  3. Allow the egg to cook until the white is opaque and the egg is just firm enough to hold its shape, about 3-4 minutes. Using a large slotted spoon, gently lift the egg out of the water and carefully transfer it to the bowl of hot water. Repeat with the remaining eggs.
  4. To serve, use a fork to split each english muffin and lightly toast. Place one english muffin on each plate. Top each half with a mound of spinach and then a poached egg. Spoon 1-2 tablespoons of hollandaise over each egg and serve. Pour remaining hollandaise in a pitcher for additional saucing. Serves 2.

Hollandaise Sauce
This sauce contains raw egg yolks. If this bothers you look for a recipe that involves cooking the eggs or use store-bought hollandaise (you have my permission).

4 large egg yolks
juice of a lemon
1/4 tsp. salt
1/8 tsp. black pepper
pinch of cayenne pepper
2 tsp. warm water
8 ounces (1 cup) unsalted butter, melted
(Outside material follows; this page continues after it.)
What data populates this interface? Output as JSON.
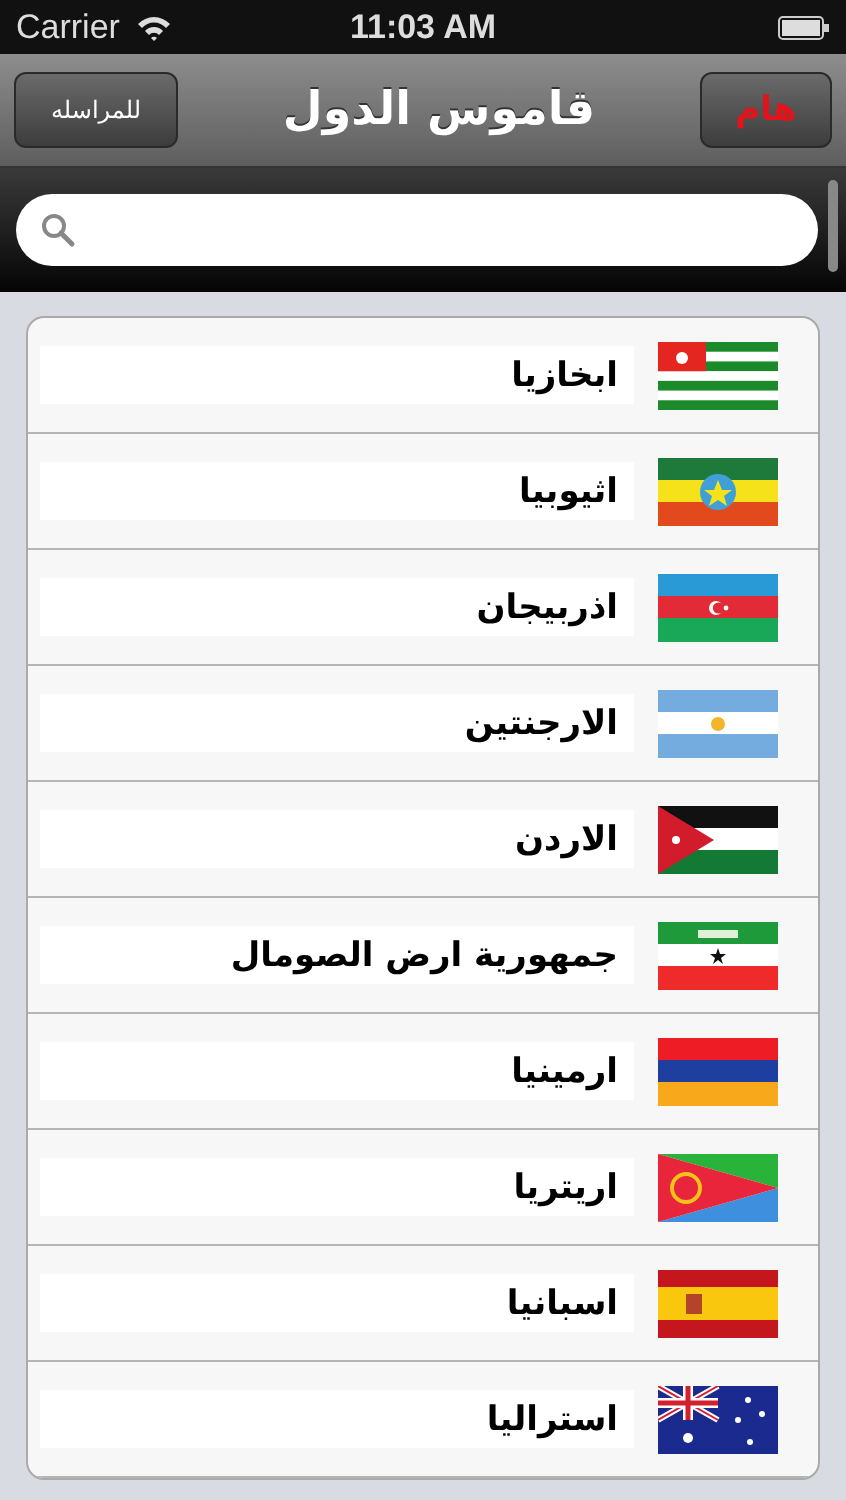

  1. In a blender, combine the egg yolks, lemon juice, salt, black pepper, cayenne and water. Pulse once or twice to lightly blend, then with the blender running slowly add the warm melted butter, processing until the sauce is thick and smooth. Taste and adjust the seasoning. If the sauce is too thick, add a little more water to thin it.
  2. Transfer the hollandaise sauce to a glass bowl. Cover with saran wrap and place over a saucepan of hot, but not simmering water, to keep warm.

*adapted from williams sonoma